### [TASK TO CARRY OUT]
Could you give every record again, exactly as it reads?

(Data records for software interfaces)
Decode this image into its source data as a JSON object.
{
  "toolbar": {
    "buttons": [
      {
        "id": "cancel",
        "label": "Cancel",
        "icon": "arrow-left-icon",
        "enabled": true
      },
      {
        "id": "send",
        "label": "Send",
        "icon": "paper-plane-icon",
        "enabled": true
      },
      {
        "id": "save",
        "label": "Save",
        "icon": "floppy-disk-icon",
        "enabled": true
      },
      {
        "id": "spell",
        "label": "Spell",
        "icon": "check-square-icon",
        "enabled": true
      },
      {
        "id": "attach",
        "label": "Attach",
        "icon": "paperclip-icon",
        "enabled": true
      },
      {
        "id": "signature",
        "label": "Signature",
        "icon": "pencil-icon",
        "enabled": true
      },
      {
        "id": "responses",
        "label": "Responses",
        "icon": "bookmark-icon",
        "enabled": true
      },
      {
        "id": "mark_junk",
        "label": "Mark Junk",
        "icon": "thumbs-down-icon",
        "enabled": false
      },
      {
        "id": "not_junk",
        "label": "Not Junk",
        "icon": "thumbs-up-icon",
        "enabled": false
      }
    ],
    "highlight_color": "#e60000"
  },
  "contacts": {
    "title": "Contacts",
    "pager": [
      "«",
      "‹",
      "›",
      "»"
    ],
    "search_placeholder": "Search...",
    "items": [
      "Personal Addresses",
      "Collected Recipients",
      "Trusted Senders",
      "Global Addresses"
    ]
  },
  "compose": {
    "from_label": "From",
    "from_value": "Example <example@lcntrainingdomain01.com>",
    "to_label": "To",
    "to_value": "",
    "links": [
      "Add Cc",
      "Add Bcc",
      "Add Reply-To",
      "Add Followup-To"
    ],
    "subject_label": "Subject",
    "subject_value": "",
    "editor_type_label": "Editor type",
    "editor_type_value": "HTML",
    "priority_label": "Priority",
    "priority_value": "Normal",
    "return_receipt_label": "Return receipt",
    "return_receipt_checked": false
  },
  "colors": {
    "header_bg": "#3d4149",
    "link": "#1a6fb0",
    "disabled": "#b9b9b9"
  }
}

### [OUTPUT FOR THIS TASK]
Decode this image into its source data as a JSON object.
{
  "toolbar": {
    "buttons": [
      {
        "id": "cancel",
        "label": "Cancel",
        "icon": "arrow-left-icon",
        "enabled": true
      },
      {
        "id": "send",
        "label": "Send",
        "icon": "paper-plane-icon",
        "enabled": true
      },
      {
        "id": "save",
        "label": "Save",
        "icon": "floppy-disk-icon",
        "enabled": true
      },
      {
        "id": "spell",
        "label": "Spell",
        "icon": "check-square-icon",
        "enabled": true
      },
      {
        "id": "attach",
        "label": "Attach",
        "icon": "paperclip-icon",
        "enabled": true
      },
      {
        "id": "signature",
        "label": "Signature",
        "icon": "pencil-icon",
        "enabled": true
      },
      {
        "id": "responses",
        "label": "Responses",
        "icon": "bookmark-icon",
        "enabled": true
      },
      {
        "id": "mark_junk",
        "label": "Mark Junk",
        "icon": "thumbs-down-icon",
        "enabled": false
      },
      {
        "id": "not_junk",
        "label": "Not Junk",
        "icon": "thumbs-up-icon",
        "enabled": false
      }
    ],
    "highlight_color": "#e60000"
  },
  "contacts": {
    "title": "Contacts",
    "pager": [
      "«",
      "‹",
      "›",
      "»"
    ],
    "search_placeholder": "Search...",
    "items": [
      "Personal Addresses",
      "Collected Recipients",
      "Trusted Senders",
      "Global Addresses"
    ]
  },
  "compose": {
    "from_label": "From",
    "from_value": "Example <example@lcntrainingdomain01.com>",
    "to_label": "To",
    "to_value": "",
    "links": [
      "Add Cc",
      "Add Bcc",
      "Add Reply-To",
      "Add Followup-To"
    ],
    "subject_label": "Subject",
    "subject_value": "",
    "editor_type_label": "Editor type",
    "editor_type_value": "HTML",
    "priority_label": "Priority",
    "priority_value": "Normal",
    "return_receipt_label": "Return receipt",
    "return_receipt_checked": false
  },
  "colors": {
    "header_bg": "#3d4149",
    "link": "#1a6fb0",
    "disabled": "#b9b9b9"
  }
}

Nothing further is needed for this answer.